WORK ORDER: Every record below is to be retyped exactly.

▬▬▬

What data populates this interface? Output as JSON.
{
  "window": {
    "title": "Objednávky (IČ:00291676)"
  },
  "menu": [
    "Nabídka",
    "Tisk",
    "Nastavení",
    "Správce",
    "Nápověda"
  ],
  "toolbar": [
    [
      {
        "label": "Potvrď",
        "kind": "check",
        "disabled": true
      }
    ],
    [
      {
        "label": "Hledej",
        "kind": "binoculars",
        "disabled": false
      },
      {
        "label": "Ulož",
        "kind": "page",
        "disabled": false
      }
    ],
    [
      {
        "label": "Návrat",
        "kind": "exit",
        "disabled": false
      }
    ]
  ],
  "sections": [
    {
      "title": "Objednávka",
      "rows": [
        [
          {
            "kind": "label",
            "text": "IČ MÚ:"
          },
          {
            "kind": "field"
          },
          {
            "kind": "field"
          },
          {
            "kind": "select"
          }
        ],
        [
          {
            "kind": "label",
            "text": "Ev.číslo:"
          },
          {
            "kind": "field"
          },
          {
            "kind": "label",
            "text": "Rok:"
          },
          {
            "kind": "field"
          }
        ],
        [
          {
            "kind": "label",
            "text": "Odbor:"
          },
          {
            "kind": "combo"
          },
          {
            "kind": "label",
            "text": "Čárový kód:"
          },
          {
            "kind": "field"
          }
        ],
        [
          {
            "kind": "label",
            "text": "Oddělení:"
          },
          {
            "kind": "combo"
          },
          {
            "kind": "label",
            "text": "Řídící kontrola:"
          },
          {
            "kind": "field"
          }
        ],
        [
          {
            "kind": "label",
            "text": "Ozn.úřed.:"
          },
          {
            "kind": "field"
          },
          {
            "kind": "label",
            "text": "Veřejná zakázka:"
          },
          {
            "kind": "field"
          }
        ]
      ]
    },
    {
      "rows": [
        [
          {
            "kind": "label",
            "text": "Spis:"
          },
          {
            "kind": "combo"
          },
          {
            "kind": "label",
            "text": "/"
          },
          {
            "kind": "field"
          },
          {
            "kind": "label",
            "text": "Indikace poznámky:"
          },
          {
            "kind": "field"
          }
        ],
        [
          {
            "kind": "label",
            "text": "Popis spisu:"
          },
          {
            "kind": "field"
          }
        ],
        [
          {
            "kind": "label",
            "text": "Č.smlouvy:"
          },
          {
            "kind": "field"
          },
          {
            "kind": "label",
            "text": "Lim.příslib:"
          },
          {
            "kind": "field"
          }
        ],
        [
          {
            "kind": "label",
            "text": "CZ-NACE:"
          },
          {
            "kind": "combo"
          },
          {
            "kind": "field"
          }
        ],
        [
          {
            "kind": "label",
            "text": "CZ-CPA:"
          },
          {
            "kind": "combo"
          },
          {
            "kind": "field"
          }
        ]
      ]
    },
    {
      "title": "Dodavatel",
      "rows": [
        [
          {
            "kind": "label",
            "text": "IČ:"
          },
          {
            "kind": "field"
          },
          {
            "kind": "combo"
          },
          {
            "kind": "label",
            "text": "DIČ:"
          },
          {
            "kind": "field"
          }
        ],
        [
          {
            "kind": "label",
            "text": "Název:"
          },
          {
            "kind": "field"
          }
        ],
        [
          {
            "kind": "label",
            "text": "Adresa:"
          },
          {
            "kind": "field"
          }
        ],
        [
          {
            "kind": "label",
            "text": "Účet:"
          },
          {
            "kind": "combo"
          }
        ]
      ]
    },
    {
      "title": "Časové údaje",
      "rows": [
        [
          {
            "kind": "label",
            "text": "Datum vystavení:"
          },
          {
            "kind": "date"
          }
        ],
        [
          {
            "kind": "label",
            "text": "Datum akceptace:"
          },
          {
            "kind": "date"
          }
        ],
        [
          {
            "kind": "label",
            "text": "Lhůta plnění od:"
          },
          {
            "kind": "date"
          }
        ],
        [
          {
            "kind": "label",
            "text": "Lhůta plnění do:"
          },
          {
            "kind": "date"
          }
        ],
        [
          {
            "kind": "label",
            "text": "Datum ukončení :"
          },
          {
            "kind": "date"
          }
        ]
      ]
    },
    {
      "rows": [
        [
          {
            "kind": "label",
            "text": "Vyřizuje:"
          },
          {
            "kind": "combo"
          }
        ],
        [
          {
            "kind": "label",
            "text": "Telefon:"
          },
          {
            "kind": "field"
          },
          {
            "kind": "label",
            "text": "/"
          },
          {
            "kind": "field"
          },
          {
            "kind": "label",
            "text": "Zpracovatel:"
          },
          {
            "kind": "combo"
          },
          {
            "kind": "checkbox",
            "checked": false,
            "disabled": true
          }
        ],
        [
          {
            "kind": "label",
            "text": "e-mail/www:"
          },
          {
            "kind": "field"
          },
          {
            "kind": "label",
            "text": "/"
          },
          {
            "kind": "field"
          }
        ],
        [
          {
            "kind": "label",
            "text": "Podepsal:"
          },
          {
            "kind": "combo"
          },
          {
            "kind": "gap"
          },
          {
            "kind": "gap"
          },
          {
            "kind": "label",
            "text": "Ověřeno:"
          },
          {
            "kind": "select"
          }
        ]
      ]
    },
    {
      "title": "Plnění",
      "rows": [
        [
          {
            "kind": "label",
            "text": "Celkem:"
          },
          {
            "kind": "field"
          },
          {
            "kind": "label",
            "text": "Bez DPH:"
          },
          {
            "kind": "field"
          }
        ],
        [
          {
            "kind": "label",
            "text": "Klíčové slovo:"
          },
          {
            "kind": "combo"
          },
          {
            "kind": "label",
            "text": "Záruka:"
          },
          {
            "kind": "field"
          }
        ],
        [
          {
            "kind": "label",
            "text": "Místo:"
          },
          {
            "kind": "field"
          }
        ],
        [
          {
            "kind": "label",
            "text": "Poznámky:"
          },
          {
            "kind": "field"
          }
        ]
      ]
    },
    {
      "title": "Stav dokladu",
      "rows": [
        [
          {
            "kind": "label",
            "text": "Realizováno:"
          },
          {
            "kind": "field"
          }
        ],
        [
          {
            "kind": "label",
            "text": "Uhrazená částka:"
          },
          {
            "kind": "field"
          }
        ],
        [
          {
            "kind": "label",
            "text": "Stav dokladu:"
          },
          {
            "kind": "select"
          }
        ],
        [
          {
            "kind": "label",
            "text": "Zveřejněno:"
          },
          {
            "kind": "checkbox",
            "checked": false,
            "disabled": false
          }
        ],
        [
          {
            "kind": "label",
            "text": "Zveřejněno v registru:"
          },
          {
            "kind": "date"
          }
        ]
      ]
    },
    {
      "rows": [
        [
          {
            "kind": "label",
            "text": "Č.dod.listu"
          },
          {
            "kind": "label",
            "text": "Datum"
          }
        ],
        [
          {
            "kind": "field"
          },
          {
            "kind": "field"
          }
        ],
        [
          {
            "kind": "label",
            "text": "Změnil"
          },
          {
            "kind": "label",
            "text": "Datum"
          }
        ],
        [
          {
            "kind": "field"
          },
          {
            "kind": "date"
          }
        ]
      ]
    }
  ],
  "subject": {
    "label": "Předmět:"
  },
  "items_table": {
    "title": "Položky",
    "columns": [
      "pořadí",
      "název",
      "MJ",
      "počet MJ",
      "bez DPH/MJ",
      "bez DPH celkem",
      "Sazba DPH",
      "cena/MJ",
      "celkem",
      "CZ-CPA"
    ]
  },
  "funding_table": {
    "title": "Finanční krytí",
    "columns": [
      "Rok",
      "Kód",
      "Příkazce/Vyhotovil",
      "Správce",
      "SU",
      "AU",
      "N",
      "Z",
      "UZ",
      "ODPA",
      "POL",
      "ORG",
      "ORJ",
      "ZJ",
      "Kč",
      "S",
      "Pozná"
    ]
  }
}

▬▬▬

PROBLEM SOLUTION:
What data populates this interface? Output as JSON.
{
  "window": {
    "title": "Objednávky (IČ:00291676)"
  },
  "menu": [
    "Nabídka",
    "Tisk",
    "Nastavení",
    "Správce",
    "Nápověda"
  ],
  "toolbar": [
    [
      {
        "label": "Potvrď",
        "kind": "check",
        "disabled": true
      }
    ],
    [
      {
        "label": "Hledej",
        "kind": "binoculars",
        "disabled": false
      },
      {
        "label": "Ulož",
        "kind": "page",
        "disabled": false
      }
    ],
    [
      {
        "label": "Návrat",
        "kind": "exit",
        "disabled": false
      }
    ]
  ],
  "sections": [
    {
      "title": "Objednávka",
      "rows": [
        [
          {
            "kind": "label",
            "text": "IČ MÚ:"
          },
          {
            "kind": "field"
          },
          {
            "kind": "field"
          },
          {
            "kind": "select"
          }
        ],
        [
          {
            "kind": "label",
            "text": "Ev.číslo:"
          },
          {
            "kind": "field"
          },
          {
            "kind": "label",
            "text": "Rok:"
          },
          {
            "kind": "field"
          }
        ],
        [
          {
            "kind": "label",
            "text": "Odbor:"
          },
          {
            "kind": "combo"
          },
          {
            "kind": "label",
            "text": "Čárový kód:"
          },
          {
            "kind": "field"
          }
        ],
        [
          {
            "kind": "label",
            "text": "Oddělení:"
          },
          {
            "kind": "combo"
          },
          {
            "kind": "label",
            "text": "Řídící kontrola:"
          },
          {
            "kind": "field"
          }
        ],
        [
          {
            "kind": "label",
            "text": "Ozn.úřed.:"
          },
          {
            "kind": "field"
          },
          {
            "kind": "label",
            "text": "Veřejná zakázka:"
          },
          {
            "kind": "field"
          }
        ]
      ]
    },
    {
      "rows": [
        [
          {
            "kind": "label",
            "text": "Spis:"
          },
          {
            "kind": "combo"
          },
          {
            "kind": "label",
            "text": "/"
          },
          {
            "kind": "field"
          },
          {
            "kind": "label",
            "text": "Indikace poznámky:"
          },
          {
            "kind": "field"
          }
        ],
        [
          {
            "kind": "label",
            "text": "Popis spisu:"
          },
          {
            "kind": "field"
          }
        ],
        [
          {
            "kind": "label",
            "text": "Č.smlouvy:"
          },
          {
            "kind": "field"
          },
          {
            "kind": "label",
            "text": "Lim.příslib:"
          },
          {
            "kind": "field"
          }
        ],
        [
          {
            "kind": "label",
            "text": "CZ-NACE:"
          },
          {
            "kind": "combo"
          },
          {
            "kind": "field"
          }
        ],
        [
          {
            "kind": "label",
            "text": "CZ-CPA:"
          },
          {
            "kind": "combo"
          },
          {
            "kind": "field"
          }
        ]
      ]
    },
    {
      "title": "Dodavatel",
      "rows": [
        [
          {
            "kind": "label",
            "text": "IČ:"
          },
          {
            "kind": "field"
          },
          {
            "kind": "combo"
          },
          {
            "kind": "label",
            "text": "DIČ:"
          },
          {
            "kind": "field"
          }
        ],
        [
          {
            "kind": "label",
            "text": "Název:"
          },
          {
            "kind": "field"
          }
        ],
        [
          {
            "kind": "label",
            "text": "Adresa:"
          },
          {
            "kind": "field"
          }
        ],
        [
          {
            "kind": "label",
            "text": "Účet:"
          },
          {
            "kind": "combo"
          }
        ]
      ]
    },
    {
      "title": "Časové údaje",
      "rows": [
        [
          {
            "kind": "label",
            "text": "Datum vystavení:"
          },
          {
            "kind": "date"
          }
        ],
        [
          {
            "kind": "label",
            "text": "Datum akceptace:"
          },
          {
            "kind": "date"
          }
        ],
        [
          {
            "kind": "label",
            "text": "Lhůta plnění od:"
          },
          {
            "kind": "date"
          }
        ],
        [
          {
            "kind": "label",
            "text": "Lhůta plnění do:"
          },
          {
            "kind": "date"
          }
        ],
        [
          {
            "kind": "label",
            "text": "Datum ukončení :"
          },
          {
            "kind": "date"
          }
        ]
      ]
    },
    {
      "rows": [
        [
          {
            "kind": "label",
            "text": "Vyřizuje:"
          },
          {
            "kind": "combo"
          }
        ],
        [
          {
            "kind": "label",
            "text": "Telefon:"
          },
          {
            "kind": "field"
          },
          {
            "kind": "label",
            "text": "/"
          },
          {
            "kind": "field"
          },
          {
            "kind": "label",
            "text": "Zpracovatel:"
          },
          {
            "kind": "combo"
          },
          {
            "kind": "checkbox",
            "checked": false,
            "disabled": true
          }
        ],
        [
          {
            "kind": "label",
            "text": "e-mail/www:"
          },
          {
            "kind": "field"
          },
          {
            "kind": "label",
            "text": "/"
          },
          {
            "kind": "field"
          }
        ],
        [
          {
            "kind": "label",
            "text": "Podepsal:"
          },
          {
            "kind": "combo"
          },
          {
            "kind": "gap"
          },
          {
            "kind": "gap"
          },
          {
            "kind": "label",
            "text": "Ověřeno:"
          },
          {
            "kind": "select"
          }
        ]
      ]
    },
    {
      "title": "Plnění",
      "rows": [
        [
          {
            "kind": "label",
            "text": "Celkem:"
          },
          {
            "kind": "field"
          },
          {
            "kind": "label",
            "text": "Bez DPH:"
          },
          {
            "kind": "field"
          }
        ],
        [
          {
            "kind": "label",
            "text": "Klíčové slovo:"
          },
          {
            "kind": "combo"
          },
          {
            "kind": "label",
            "text": "Záruka:"
          },
          {
            "kind": "field"
          }
        ],
        [
          {
            "kind": "label",
            "text": "Místo:"
          },
          {
            "kind": "field"
          }
        ],
        [
          {
            "kind": "label",
            "text": "Poznámky:"
          },
          {
            "kind": "field"
          }
        ]
      ]
    },
    {
      "title": "Stav dokladu",
      "rows": [
        [
          {
            "kind": "label",
            "text": "Realizováno:"
          },
          {
            "kind": "field"
          }
        ],
        [
          {
            "kind": "label",
            "text": "Uhrazená částka:"
          },
          {
            "kind": "field"
          }
        ],
        [
          {
            "kind": "label",
            "text": "Stav dokladu:"
          },
          {
            "kind": "select"
          }
        ],
        [
          {
            "kind": "label",
            "text": "Zveřejněno:"
          },
          {
            "kind": "checkbox",
            "checked": false,
            "disabled": false
          }
        ],
        [
          {
            "kind": "label",
            "text": "Zveřejněno v registru:"
          },
          {
            "kind": "date"
          }
        ]
      ]
    },
    {
      "rows": [
        [
          {
            "kind": "label",
            "text": "Č.dod.listu"
          },
          {
            "kind": "label",
            "text": "Datum"
          }
        ],
        [
          {
            "kind": "field"
          },
          {
            "kind": "field"
          }
        ],
        [
          {
            "kind": "label",
            "text": "Změnil"
          },
          {
            "kind": "label",
            "text": "Datum"
          }
        ],
        [
          {
            "kind": "field"
          },
          {
            "kind": "date"
          }
        ]
      ]
    }
  ],
  "subject": {
    "label": "Předmět:"
  },
  "items_table": {
    "title": "Položky",
    "columns": [
      "pořadí",
      "název",
      "MJ",
      "počet MJ",
      "bez DPH/MJ",
      "bez DPH celkem",
      "Sazba DPH",
      "cena/MJ",
      "celkem",
      "CZ-CPA"
    ]
  },
  "funding_table": {
    "title": "Finanční krytí",
    "columns": [
      "Rok",
      "Kód",
      "Příkazce/Vyhotovil",
      "Správce",
      "SU",
      "AU",
      "N",
      "Z",
      "UZ",
      "ODPA",
      "POL",
      "ORG",
      "ORJ",
      "ZJ",
      "Kč",
      "S",
      "Pozná"
    ]
  }
}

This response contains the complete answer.